Let’s consider the problem with Martin’s argument from a different angle. Martin is arguing that it was against the law to carry swords in Jerusalem, and that it would have been typical for Rome to enforce this law by arresting only the leader of a band armed with swords. But does this make sense? What would stop a second leader from arising to command a band that had lost its original leader? How, indeed, could Rome make certain that a band of armed Jews did not have a leader? Or, indeed, how could Rome determine that a single armed Jew was not part of a band of other armed Jews?
I think it’s simpler to imagine that Rome would have enforced the law as (Martin thinks it was) written. If there was a law against carrying swords in Jerusalem, then anyone carrying a sword was subject to arrest. If only Jesus was arrested by Rome, then he couldn’t have been arrested because his followers were carrying swords, because then his followers would have been arrested, too.
In fact, the scenario Martin imagines would probably not have ended in anything like an arrest. Over on the Jesus Blog, the venerable Dale Allison was interviewed about the Martin article. He raised a number of questions about Martin’s thesis, including the following:
[I]f Jesus and some of his followers were armed, I’m not sure why he was arrested. Why wasn’t he just killed in Gethsemane? You don’t arrest an armed band that’s just said “en garde!” (or the Aramaic equivalent). You kill them, right? My guess is that only one guy drew a sword, two at most; otherwise there likely would have been blood all around.
But as you already know, I don’t think any of Jesus’ followers drew a sword in Gethsemane. I think that Jesus’ arrest was bloodless, that the slave of the high priest left the scene with both ears attached to his head. I don’t see anything in the Martin article that would cause me to change my mind.
I’ll close by praising Martin. Allison admitted this in his Jesus Blog interview:
I’m not sure what to make of the swords in Mark and Luke. I’ve never read anything that made much sense to me. So that’s always been there in the background, and Dale Martin is right to press the issue.

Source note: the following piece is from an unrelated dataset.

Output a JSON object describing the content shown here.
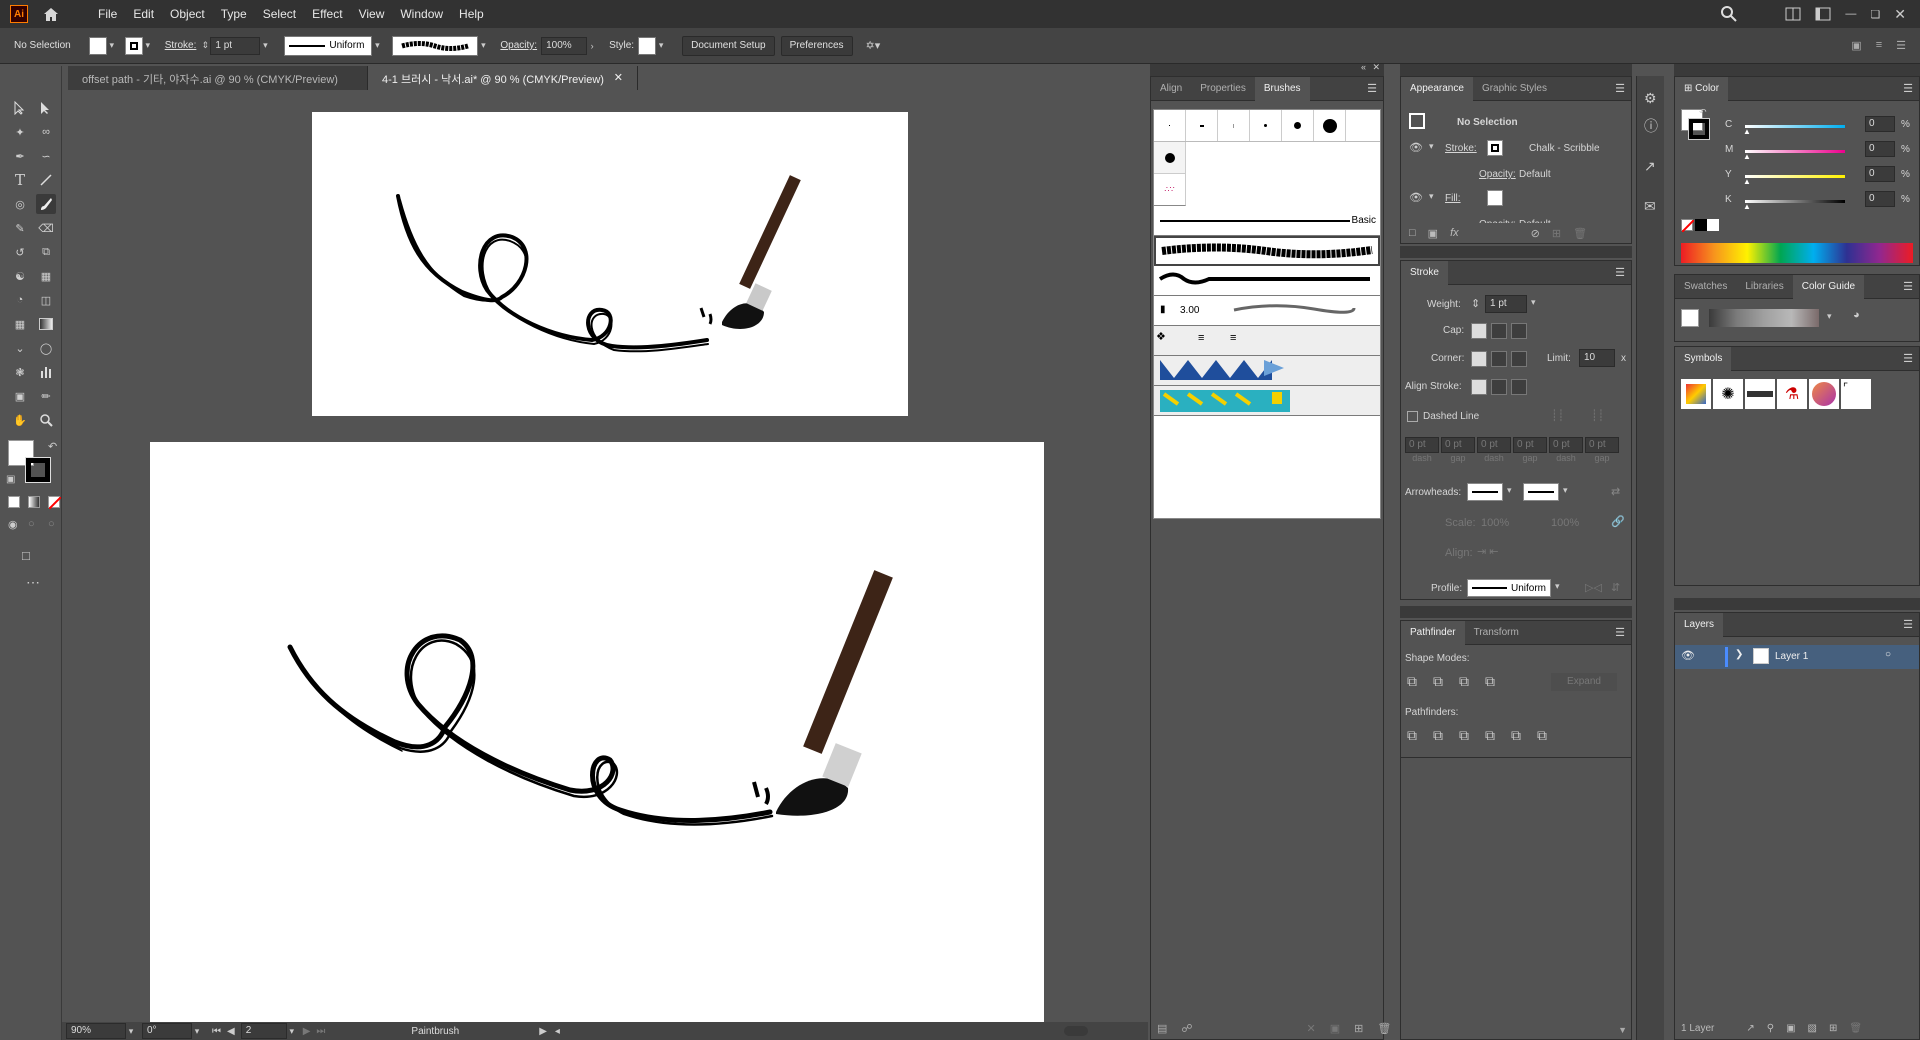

Agreed 100%. I think that if there were swords at Gethsemane, if there was an ear-slicing event, then an explanation like Martin’s might be the only way to make sense of these facts.